Williams was found guilty after a jury trial on November 1, 2013.
According to testimony and evidence presented at trial, Williams worked in San Diego, California as a certified tax return preparer. Between 2007 and 2010, he worked for a national company as a part-time seasonal tax preparer. Around the beginning of 2011, Williams opened his own tax preparation service, which he operated out of his residence.
On January 25, 2012, Williams called his friend and fellow tax return preparer, Alesia Spivey, who lived in Tampa. Spivey and Williams discussed the 2012 tax season and Williams's desire to maximize the refund amounts for his clients. During this conversation, Williams solicited information from Spivey regarding methods to increase refunds. Spivey and Carlista Hawls, another co-conspirator, explained to Williams that individuals in Tampa were using a particular interest income scheme to file bogus tax returns with the IRS. Spivey advised Williams on how to fill out the tax returns to employ this interest income scheme. Between January 25 and July 19, 2012, Williams prepared and filed 168 fraudulent tax returns for tax year 2011, using bogus interest income figures provided by Spivey and Hawls. In addition, during this time period, Williams filed several hundred more tax returns from San Diego, employing other fraudulent claims to obtain refunds from the IRS.

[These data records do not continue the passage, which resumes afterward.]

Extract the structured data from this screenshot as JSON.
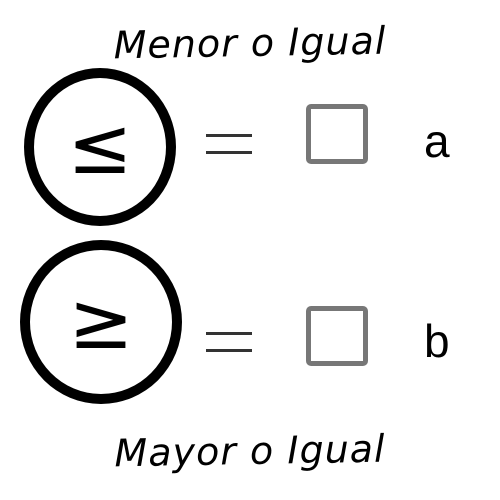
{
  "top_caption": "Menor o Igual",
  "bottom_caption": "Mayor o Igual",
  "rows": [
    {
      "symbol": "≤",
      "equals": "=",
      "letter": "a",
      "checked": false
    },
    {
      "symbol": "≥",
      "equals": "=",
      "letter": "b",
      "checked": false
    }
  ],
  "icons": {
    "checkbox": "empty-square-checkbox-icon",
    "circle": "circle-outline-icon"
  },
  "colors": {
    "background": "#ffffff",
    "ink": "#000000",
    "checkbox_border": "#777777"
  }
}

On March 2, 2012, Spivey and Hawls flew to San Diego to meet with Williams. During the trip, Williams provided Spivey and Hawls with a list of names, dates of birth, and social security numbers for purposes of preparing and filing fraudulent tax returns in Tampa. Most of the individuals on the list were homeless, unemployed, or incarcerated. Williams also gave Spivey and Hawls a stack of U.S. Navy blood donor records so they could use the identities of servicemen and servicewomen to file bogus tax returns. Spivey and Hawls used the first list to file fraudulent tax returns with the IRS, but Spivey refused to use the list of military personnel because her son was in the U.S. Marine Corp.
Williams was arrested in January 2013, and released on bond with various conditions, including that he could not prepare or file tax returns for any third parties. Within two weeks of his release, Williams began filing tax returns for the 2013 tax season. By April, he had filed 381 tax returns, most of which were fraudulent. Upon discovery, the court revoked Williams’s bond and he remained detained pending trial.
This case was investigated by the Internal Revenue Service, Criminal Investigation. It is being prosecuted by Assistant United States Attorneys Simon Gaugush and Adam Saltzman.